Quinoa is an ancient grain with more essential nutrients than wheat or other cereal crops. Yet, growing this South American native plant can be difficult. In honor of National Quinoa day on January 16, let’s celebrate by taking a look at common problems with quinoa crops.
Quinoa Growing Requirements
One of the biggest issues facing commercial growers and home gardeners is meeting quinoa’s climate requirements. Originating in mountainous areas, quinoa requires cool temperatures and short daylight hours to reach its full potential. This can make it difficult to grow and harvest quinoa in many agricultural areas.
Research shows that temperatures above 95 degrees F. (35 C.) cause quinoa plants to go dormant or the pollen to become sterile. Due to this temperature sensitivity, experts suggest experimenting with small plots before devoting larger areas to this crop.
On the plus side, quinoa can be grown in a variety of soil conditions. It tolerates poor drainage, low soil fertility, salinity and a wide range of pH from 4.8 to 8.5. Quinoa can withstand frost and temperatures down to 28 degrees F. (-2.2 C.).
Due to its slow growth rate after emergence, weeds are another cultivation issue. Studies indicate a higher percentage of weeds were visible in fields utilizing no-till preparation methods as compared to tilled fields. Hand pulling is recommended for home gardeners, but commercial growers are advised to contact their local extension office for the latest information on herbicide use for quinoa.
Quinoa is related to spinach, chard and beets, thus many of the invertebrate pests that infect these crops will also reduce yields and plant vitality of quinoa. Researchers have found a number of harmful bugs in quinoa test crops, including several species of flea beetles, aphids and cutworms.
Currently, there aren’t any pesticides cleared for use on quinoa. Home gardeners reported success using insecticidal soaps. Predatory insects can provide control measures for some types of quinoa pests. Commercial growers and home gardeners are advised to monitor their crops for these specific pests:
Beet armyworm (Spodoptera exigua)
In the Northern regions of the US, generally 2 to 3 generations of beet armyworm larval emerge during the growing season. These caterpillars can destroy seedlings by consuming leaves and petioles.
Bertha armyworm (Mamestra configurata)
Quinoa is a secondary plant host to the Bertha armyworm caterpillar. Early larvae stages are vulnerable to weather. These pests can be mistaken for Diamondback moth larvae.
Goosefoot groundling moth (Scrobipalpa atriplicella)
Producing two generations per year, the Goosefoot groundling moth caterpillars feed upon foliage and panicles. Uncontrolled, this pest can annihilate this crop.
Quinoa plant bug (Melanotrichus coagulatus)
Little is known about this invasive species.
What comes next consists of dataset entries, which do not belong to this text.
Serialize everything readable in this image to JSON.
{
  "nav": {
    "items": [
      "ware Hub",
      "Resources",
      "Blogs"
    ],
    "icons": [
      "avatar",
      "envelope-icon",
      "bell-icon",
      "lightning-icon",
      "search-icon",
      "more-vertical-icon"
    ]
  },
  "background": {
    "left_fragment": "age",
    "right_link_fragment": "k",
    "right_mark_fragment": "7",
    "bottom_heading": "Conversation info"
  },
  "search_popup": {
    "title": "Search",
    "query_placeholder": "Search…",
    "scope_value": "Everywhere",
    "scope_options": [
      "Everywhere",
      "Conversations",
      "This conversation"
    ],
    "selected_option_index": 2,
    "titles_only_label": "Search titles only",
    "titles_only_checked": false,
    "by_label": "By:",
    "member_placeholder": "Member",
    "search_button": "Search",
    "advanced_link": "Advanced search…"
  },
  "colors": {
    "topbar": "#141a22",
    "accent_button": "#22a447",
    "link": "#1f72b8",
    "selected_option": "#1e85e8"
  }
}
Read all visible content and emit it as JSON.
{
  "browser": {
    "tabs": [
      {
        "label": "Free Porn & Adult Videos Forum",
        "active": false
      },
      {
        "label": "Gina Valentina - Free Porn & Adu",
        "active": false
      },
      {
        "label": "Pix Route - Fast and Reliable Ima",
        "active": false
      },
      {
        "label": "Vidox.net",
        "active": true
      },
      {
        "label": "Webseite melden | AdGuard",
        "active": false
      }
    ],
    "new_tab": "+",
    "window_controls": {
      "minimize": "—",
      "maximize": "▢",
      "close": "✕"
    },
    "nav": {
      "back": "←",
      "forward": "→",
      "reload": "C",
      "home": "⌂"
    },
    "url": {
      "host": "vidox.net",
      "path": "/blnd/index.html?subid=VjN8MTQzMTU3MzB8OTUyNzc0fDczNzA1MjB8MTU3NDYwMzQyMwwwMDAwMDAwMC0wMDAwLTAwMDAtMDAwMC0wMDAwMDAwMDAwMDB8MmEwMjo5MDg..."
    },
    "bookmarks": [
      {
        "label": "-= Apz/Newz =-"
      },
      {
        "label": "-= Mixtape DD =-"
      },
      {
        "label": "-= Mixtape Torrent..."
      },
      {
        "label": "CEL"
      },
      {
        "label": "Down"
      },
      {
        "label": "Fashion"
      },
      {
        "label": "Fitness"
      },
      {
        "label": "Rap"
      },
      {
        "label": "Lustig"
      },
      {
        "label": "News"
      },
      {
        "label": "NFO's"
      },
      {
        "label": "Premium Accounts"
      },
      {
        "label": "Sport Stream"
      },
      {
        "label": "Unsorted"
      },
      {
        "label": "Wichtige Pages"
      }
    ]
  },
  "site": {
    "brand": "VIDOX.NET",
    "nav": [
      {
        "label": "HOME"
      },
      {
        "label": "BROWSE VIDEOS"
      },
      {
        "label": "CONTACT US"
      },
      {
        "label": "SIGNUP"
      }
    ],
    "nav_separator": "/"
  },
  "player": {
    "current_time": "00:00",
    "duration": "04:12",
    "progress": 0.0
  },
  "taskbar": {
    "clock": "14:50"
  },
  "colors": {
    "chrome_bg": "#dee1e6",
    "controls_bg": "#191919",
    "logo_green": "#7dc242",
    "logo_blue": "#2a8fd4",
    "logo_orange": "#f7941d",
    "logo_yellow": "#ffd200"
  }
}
The quinoa plant bug has reduced yields in test crops.
Stem-boring Fly (Amauromayza karli)
As the name suggests, the larvae of the stem-boring fly burrows into the stem where it feeds. They can severely reduce yields and cause plant death.
Sugarbeet root aphid (Pemphigus populivenae)
These root-dwellers potentially enter the soil through cracks caused by dry weather conditions. Infected plants wilt easily and have pale leaves. Crop rotation and destroying host weeds is recommended for control of Sugarbeet root aphids.
Tarnished plant bug (Lygus lineolaris)
Multiple generations of these quinoa bugs are produced each season. The Tarnished plant bug feeds on the reproductive organs of the quinoa and reduces harvest yields.
While pests are quite prevalent on quinoa crops, the primary disease pressures affecting this crop are downy mildew and leaf spot:
Passalora leaf spot (Passalora dubia)
Quinoa affected with this fungus will have dark, oval-shaped lesions with reddish-brown margins appearing on the leaves. Passalora leaf spot spores can be spread by the wind and overwinter on plant debris. Weeds, such as lambsquarter, also host this fungus. Avoiding overhead irrigation helps control this disease.
Downy mildew (Peronospora variabilis)
Cool, damp weather encourages the growth and spread of downy mildew. This fungal infection can be identified by the grayish-powdery appearance on leaf surfaces. Yellowish-pink areas can also appear on the upper side of foliage. As this is one of the most frequent quinoa farming problems seen in test fields, it’s advisable to plant seed which is free of downy mildew.